In recent years, the close coupling between the concepts of modernity and secularization has loosened. At the same time, the interest in the relationship between religion and the Enlightenment has been growing, and so has the interest in the academia in critically examining the concept of an ‘enlightened Christianity’: What is the record of the Enlightenment? What has been achieved? What, historically speaking, was its program of religious criticism? What insights can still be gained from the approaches of that time? And what significance can we still ascribe to them today? These questions are relevant not only from the perspective of theology and political philosophy but also regarding modern societies and their challenges of coping with religious plurality, including the difference between orthodox forms of religion and increasingly free-floating religiosity. The purpose of this workshop is to find some answers to these pressing questions by analyzing and discussing the history of enlightenment with regards to its criticism of religion in general and Christianity in particular.
Program, Thursday, 27.02.2020
10.30-11.30 Luke Collison (London): Thomas Hobbes: Critique, Eschatology and the Katechon
11.45-12.45 Ieva Motuzaite (Berlin): The practical, natural and positivist critique of religion in Leo Strauss’ interpretation of Thomas Hobbes
14.00-15.00 Herbert de Vriese (Antwerp): “Thou shalt not revile the gods.” On the status of radical critique of religion in a postsecular society
15.30-16.30 Anna Tomaszewska (Crakow): Kant’s liberal religion and the relations between church and state

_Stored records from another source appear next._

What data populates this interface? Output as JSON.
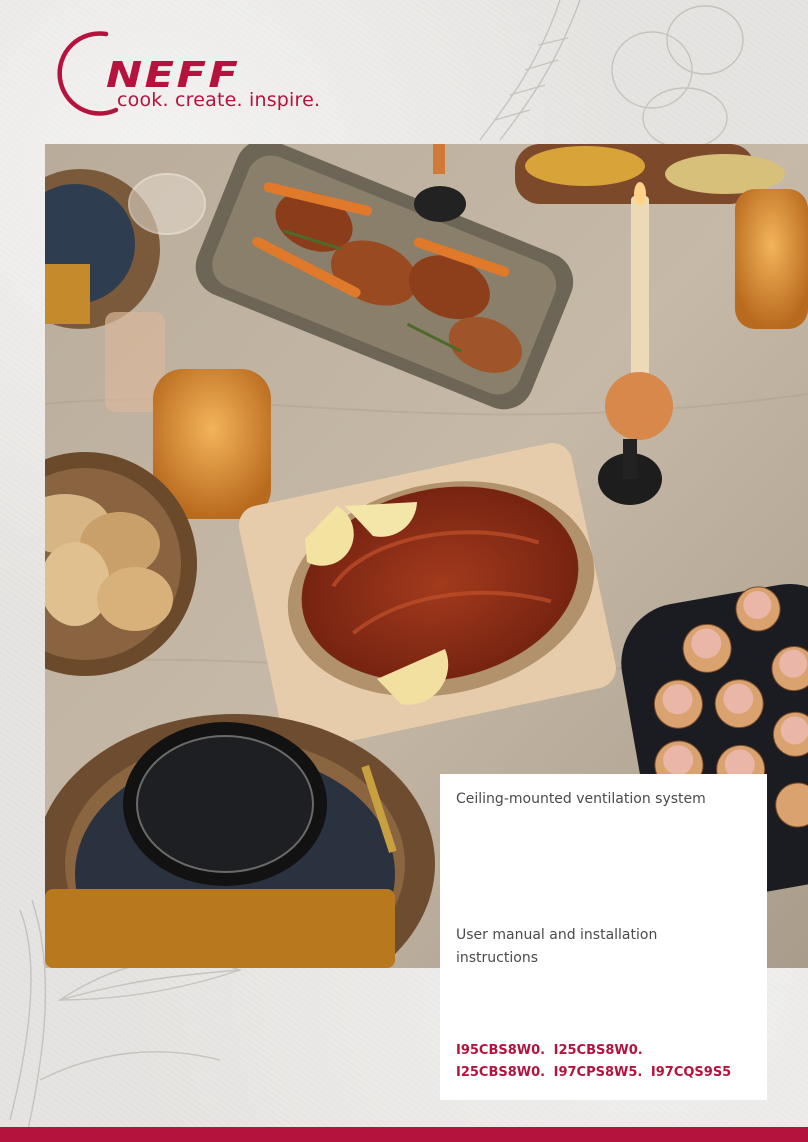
{
  "brand": {
    "name": "NEFF",
    "tagline": "cook. create. inspire.",
    "color": "#b5123d"
  },
  "document": {
    "title": "Ceiling-mounted ventilation system",
    "subtitle": "User manual and installation instructions",
    "models_line1": "I95CBS8W0.   I25CBS8W0.",
    "models_line2": "I25CBS8W0.   I97CPS8W5.   I97CQS9S5"
  },
  "icons": {
    "logo": "neff-arc-logo",
    "cover_photo": "dinner-table-photo",
    "sketches": "botanical-vegetable-sketches"
  },
  "colors": {
    "accent": "#b5123d",
    "bottom_bar": "#b3133c",
    "panel_bg": "#ffffff",
    "text": "#4a4a4a"
  }
}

17.00-18.00 Dagmar Comtesse (Frankfurt): The two political programs of religious criticism in 18th century France: skeptical founded secularization and materialist founded scientism